My defamation lawsuit against the LA Times, Tronc, editorial page editor Nick Goldberg, ombudsman Deidre Edgar and (since fired) publisher Austin Beutner resumes at 9 am on Wednesday, June 21st in LA Superior Court.
My struggle began when Times fired me in 2015 as their cartoonist two years ago and falsely accused me of lying in an opinion blog. Even though there was no evidence that I had lied, and what evidence there was backed me up, they worked hard to try to destroy my reputation. As we came to learn as the result of my lawsuit, they did this as a favor to LAPD Police Chief Charlie Beck, whom I had mocked in my cartoons. (The Times still has never admitted to its readers that Beck and Beutner orchestrated these events at a secret closed-door meeting.)
At the time, the LAPPL police union owned a large amount of stock in the parent company of the Times.
Knowing that they behaved contrary to basic rules of journalistic ethics and in violation of a number of laws, Times lawyers have deployed a variety of sleazy stalling tactics to try to make my case go away.
1. They filed an anti-SLAPP motion against me. Anti-SLAPP motions were designed to protect poor individuals from big corporations out to suppress their free speech, but Tronc – a $500 million company – is using one against me, their former $300/week cartoonist.
If they prevail, the Times told the court they want me to pay at least $300,000 for their legal fees!
2. They invoked an obscure statute that discriminates against out-of-state plaintiffs, asking the judge to make me pay (by posting 100% bond in advance) the $300,000 in order for the case to proceed so they could collect if they win anti-SLAPP.
The judge knocked it down to $75,000, which is still outrageous since I can’t even have my case heard before I post it. Fortunately, hundreds of people contributed to my GoFundMe campaign, and I posted the $75,000 on time, allowing the case to move forward. The Times is no doubt disappointed that their efforts to bankrupt me have not yet succeeded.
3. The Times’ anti-SLAPP motion violated court rules limiting the length of such documents to 15 pages. Theirs was 27.5 pages. Did the Times lawyer do this on purpose to rack up more legal fees that I might have to pay if I lose anti-SLAPP? It’s hard to believe that a high-powered lawyer like her made such a rookie error.
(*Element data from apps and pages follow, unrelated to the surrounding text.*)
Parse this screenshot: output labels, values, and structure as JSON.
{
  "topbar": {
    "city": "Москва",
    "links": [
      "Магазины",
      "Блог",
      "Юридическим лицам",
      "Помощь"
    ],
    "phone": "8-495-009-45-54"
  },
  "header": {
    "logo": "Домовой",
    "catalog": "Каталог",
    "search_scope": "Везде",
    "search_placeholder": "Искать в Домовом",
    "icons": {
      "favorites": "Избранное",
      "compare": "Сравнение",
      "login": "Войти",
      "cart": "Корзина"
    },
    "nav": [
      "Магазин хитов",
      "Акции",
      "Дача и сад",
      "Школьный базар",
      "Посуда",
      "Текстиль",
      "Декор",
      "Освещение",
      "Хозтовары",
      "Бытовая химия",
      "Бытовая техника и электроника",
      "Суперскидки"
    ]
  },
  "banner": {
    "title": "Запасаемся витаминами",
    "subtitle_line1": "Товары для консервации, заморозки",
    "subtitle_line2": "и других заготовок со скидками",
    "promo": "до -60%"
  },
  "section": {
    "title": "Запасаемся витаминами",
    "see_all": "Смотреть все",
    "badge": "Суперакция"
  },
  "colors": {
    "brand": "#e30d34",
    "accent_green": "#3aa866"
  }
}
Lawyers told me they expected the judge to throw out the Times’ anti-SLAPP on the page count technicality; instead, she scheduled a do-over. This time, the judge ordered, both sides must limit their motions to 20 pages, no footnotes allowed. The first of those new motions will be considered June 21st.
4. The Times has refiled their second anti-SLAPP. It’s 20 pages, but with footnotes. Also, they use quotes from our response to their first anti-SLAPP, which they only get to do because they violated court rules in the first place. At a certain point, you have to wonder whether they’re doing this on purpose.
We now have a new judge. The previous one retired recently.
Based on statutes and case law, however, my attorneys and I believe we will prevail on anti-SLAPP and the case itself.
1. There will be three anti-SLAPP hearings: June 21, June 28 and July 6.
2. The judge will issue his ruling.
3. If we win, the Times will no doubt appeal to the Court of Appeals, incurring more fees I might have to pay. If they win, we will appeal.
4. The Court of Appeals will issue its ruling. If we win, we will file a “SLAPP back” motion requesting to be awarded our attorneys’ fees.
If we lose, the case is over and the Times will be awarded hundreds of thousands of dollars. I will have to pay it, which I cannot. So I will go bankrupt.
5. If we win anti-SLAPP, THEN the case actually begins.
6. We would begin “discovery.” We can subpoena materials from the Times and depose them under oath, and vice versa. Unless sealed by a judge, the materials become public records under California law. I’m sure there are many interesting communications to be found.
7. A trial would be scheduled
8. Appeals to the Court of Appeals, California Supreme Court and US Supreme Court are theoretically possible.
These events would be disrupted in the event that the Times accepts a guilty verdict or there were to be a settlement (which, for me, would necessarily have to be public). To date, the Times has not approached us to discuss anything.
Thank you so much for your awesome support and interest in my case!